For example, any benefit of getting both of David Progue's "Missing Manual" books?
 

danielbriggs

macrumors 6502
Original poster
Jun 13, 2006
291
1
Manchester, UK
Any additional thoughts on these books, specifically for those new to Mac and/or Tiger?

1. The Rough Guide to Macs and OSX
2. Mac OS X Tiger Killer Tips
3. Mac OS X Tiger: In a Nutshell
4. Switching to the Mac: The Missing Manual, Tiger Edition
5. Mac OS X Tiger: Missing Manual
6. Mac OS X Tiger Pocket Guide (Pocket References)
7. The Little Mac Book, Tiger Edition
8. ...other recommendations...?

For example, any benefit of getting both of David Progue's "Missing Manual" books?

I settled for the 2 "missing manuals".
"Mac OS X Tiger" and "Switching to the Mac" Both Pogue.

I know they overlap.
But both really is a good combination. As The "Mac OS X Tiger" is like a big book that is worth a skim read and mainly as a reference for all things Mac et.c Where are "Switching to a Mac" is probalby more useful in day to day use. As it is like a big index. i.e. you look up the feature that you are use to with Windows i.e. control pannel. and it tells you all about the Mac equilivent andwhere / how / what etc. etc.

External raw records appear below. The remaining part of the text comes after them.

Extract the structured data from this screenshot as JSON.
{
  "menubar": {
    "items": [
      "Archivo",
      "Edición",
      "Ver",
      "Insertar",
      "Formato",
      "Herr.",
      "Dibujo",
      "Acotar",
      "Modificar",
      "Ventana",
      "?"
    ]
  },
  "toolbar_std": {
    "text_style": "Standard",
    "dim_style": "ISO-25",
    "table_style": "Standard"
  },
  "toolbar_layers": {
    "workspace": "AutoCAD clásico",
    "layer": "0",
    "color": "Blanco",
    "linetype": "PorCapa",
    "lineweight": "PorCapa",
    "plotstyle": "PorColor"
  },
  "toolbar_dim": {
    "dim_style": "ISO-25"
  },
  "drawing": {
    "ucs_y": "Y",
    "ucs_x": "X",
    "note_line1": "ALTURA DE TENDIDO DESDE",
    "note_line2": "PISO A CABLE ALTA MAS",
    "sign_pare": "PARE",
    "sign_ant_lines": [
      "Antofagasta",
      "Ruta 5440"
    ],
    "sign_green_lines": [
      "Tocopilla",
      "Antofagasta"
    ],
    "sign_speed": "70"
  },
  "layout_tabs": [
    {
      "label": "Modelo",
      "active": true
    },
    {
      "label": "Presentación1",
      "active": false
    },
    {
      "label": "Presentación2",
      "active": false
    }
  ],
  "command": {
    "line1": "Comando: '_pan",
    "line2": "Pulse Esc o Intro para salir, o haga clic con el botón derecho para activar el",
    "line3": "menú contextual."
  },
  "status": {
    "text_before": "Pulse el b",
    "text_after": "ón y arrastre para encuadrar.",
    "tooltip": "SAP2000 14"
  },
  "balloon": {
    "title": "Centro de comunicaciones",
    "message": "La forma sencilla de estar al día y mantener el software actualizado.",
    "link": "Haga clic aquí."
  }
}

However, both books do both, but as a base, you can't go wrong with the "Mac OS X Tiger"
And if your a switcher, tack on the "Switching Book" as well to aid the transition.


Dan :)
 

Stadsport

macrumors regular
Nov 9, 2006
162
0
Here's the best advice I've ever heard for switchers:
If you go into OS X expecting it to work like Windows, and trying to do things like you would in Windows, you're gonna have a hard time and probably be left unsatisfied and frustrated.

If you go into OS X expecting it to be a completely different operating system, you'll pick it up in a snap. After using it for 30 minutes I felt like a pro. :D
 

FFTT

macrumors 68030
Apr 17, 2004
2,952
0
A Stoned Throw From Ground Zero
Peachpit Press also has some good books including their guide to iLife '06 applications.

If you really want to learn any specialized applications, there are several good online and interactive DVD training series available.

Just Google Apple training.